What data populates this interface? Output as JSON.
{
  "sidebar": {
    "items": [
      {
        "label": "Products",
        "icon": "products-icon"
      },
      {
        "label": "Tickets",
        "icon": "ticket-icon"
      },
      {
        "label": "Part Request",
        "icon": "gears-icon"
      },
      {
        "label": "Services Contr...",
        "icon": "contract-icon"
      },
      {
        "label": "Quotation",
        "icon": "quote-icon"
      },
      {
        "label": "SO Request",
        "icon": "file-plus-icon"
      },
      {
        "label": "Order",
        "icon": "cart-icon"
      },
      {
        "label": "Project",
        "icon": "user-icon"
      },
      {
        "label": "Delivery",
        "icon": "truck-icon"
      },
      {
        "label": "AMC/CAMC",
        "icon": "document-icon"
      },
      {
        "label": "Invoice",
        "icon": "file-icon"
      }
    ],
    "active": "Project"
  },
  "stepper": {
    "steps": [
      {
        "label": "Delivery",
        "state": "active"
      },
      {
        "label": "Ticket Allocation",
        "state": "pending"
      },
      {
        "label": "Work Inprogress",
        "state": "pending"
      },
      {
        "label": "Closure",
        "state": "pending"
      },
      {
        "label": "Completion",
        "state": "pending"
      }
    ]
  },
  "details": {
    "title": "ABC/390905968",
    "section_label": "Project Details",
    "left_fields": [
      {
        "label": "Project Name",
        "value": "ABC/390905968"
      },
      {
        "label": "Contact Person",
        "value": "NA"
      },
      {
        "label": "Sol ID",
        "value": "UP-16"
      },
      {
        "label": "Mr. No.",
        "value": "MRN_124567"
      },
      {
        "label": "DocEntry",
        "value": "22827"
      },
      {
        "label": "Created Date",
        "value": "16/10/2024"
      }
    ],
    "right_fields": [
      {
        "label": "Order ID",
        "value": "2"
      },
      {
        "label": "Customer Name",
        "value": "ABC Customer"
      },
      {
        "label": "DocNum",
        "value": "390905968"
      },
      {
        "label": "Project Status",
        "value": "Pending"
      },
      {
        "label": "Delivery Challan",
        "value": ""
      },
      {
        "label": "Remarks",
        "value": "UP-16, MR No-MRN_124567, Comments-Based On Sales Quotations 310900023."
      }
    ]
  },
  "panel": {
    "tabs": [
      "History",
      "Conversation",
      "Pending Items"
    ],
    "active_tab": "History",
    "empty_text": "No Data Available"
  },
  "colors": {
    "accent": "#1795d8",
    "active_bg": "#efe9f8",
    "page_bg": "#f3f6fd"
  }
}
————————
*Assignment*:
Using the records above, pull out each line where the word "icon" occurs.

*Written solution*:
        "icon": "products-icon"
        "icon": "ticket-icon"
        "icon": "gears-icon"
        "icon": "contract-icon"
        "icon": "quote-icon"
        "icon": "file-plus-icon"
        "icon": "cart-icon"
        "icon": "user-icon"
        "icon": "truck-icon"
        "icon": "document-icon"
        "icon": "file-icon"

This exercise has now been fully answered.